“We see an extremely complex healthcare system in the U.S. where the patients are confused,” said Walgreens Chief Financial Officer James Kehoe on the need for the startup. “Somebody with multiple conditions getting calls from three advisers.”
He added that “everybody has a point of view on how they manage their health. We believe we can, because of our assets, provide a unique interface between patients and partners to create an ecosystem of healthcare.”
Kehoe said that the startup will use the brand equity of Walgreens and consumer trust combined with neutrality among payers or providers.
“We are company agnostic and continue to operate agnostic and work with everybody in a partnership mentality,” he said.
The startup will put together a customer engagement platform that includes a personalization engine.
“Ultimately, it is the patient that matters, and we will provide a platform based on a health marketplace that allows each patient to find care, get care and manage care,” Kehoe said.
He added that the startup wouldn’t fully build the platform itself but through a series of partnerships, and the startup will be a “company within a company.”

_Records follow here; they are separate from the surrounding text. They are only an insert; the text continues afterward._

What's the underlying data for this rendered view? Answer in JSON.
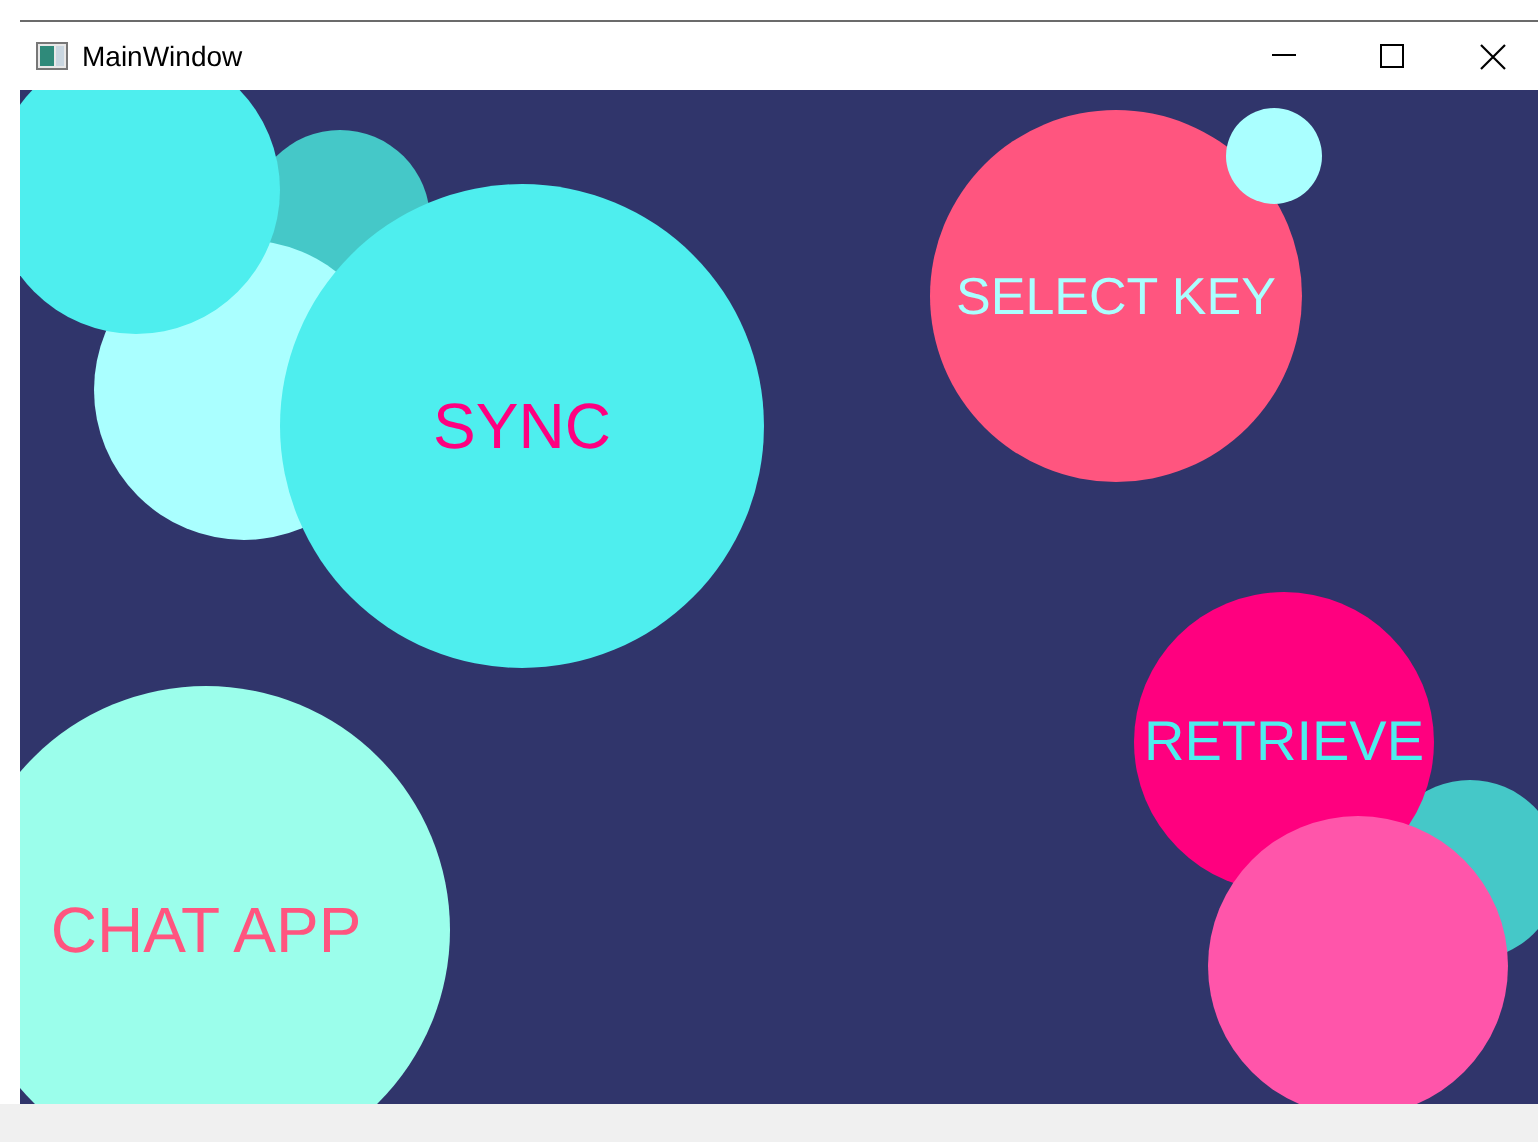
{
  "window": {
    "title": "MainWindow"
  },
  "bubbles": [
    {
      "kind": "bubble",
      "color": "#45c8c8"
    },
    {
      "kind": "bubble",
      "color": "#aaffff"
    },
    {
      "kind": "bubble",
      "color": "#4eeeee"
    },
    {
      "kind": "button",
      "label": "SYNC",
      "color": "#4eeeee"
    },
    {
      "kind": "button",
      "label": "SELECT KEY",
      "color": "#ff557f"
    },
    {
      "kind": "bubble",
      "color": "#aaffff"
    },
    {
      "kind": "bubble",
      "color": "#45c8c8"
    },
    {
      "kind": "button",
      "label": "RETRIEVE",
      "color": "#ff007f"
    },
    {
      "kind": "bubble",
      "color": "#ff55aa"
    },
    {
      "kind": "button",
      "label": "CHAT APP",
      "color": "#9bfeeb"
    }
  ]
}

He gave an example of a contract with My Med to help build out a medical adherence section.
Kehoe said that a digital or physical-only platform can be successful.
“It is the intersection of the two and offering every single patient their choice on who they want to manage their healthcare,” he said.
The startup's announcement is the latest bid by a retail pharmacy chain to transform their stores to offer more digital options.
Rite Aid, for example, announced last fall it was rolling out a rebrand of its stores to put the pharmacist front and center. The stores will include virtual care rooms to enable customers to remotely connect to any care teams.
Pharmacy chains are also competing with a new online offering from Amazon, which rolled out a pharmacy arm late last year.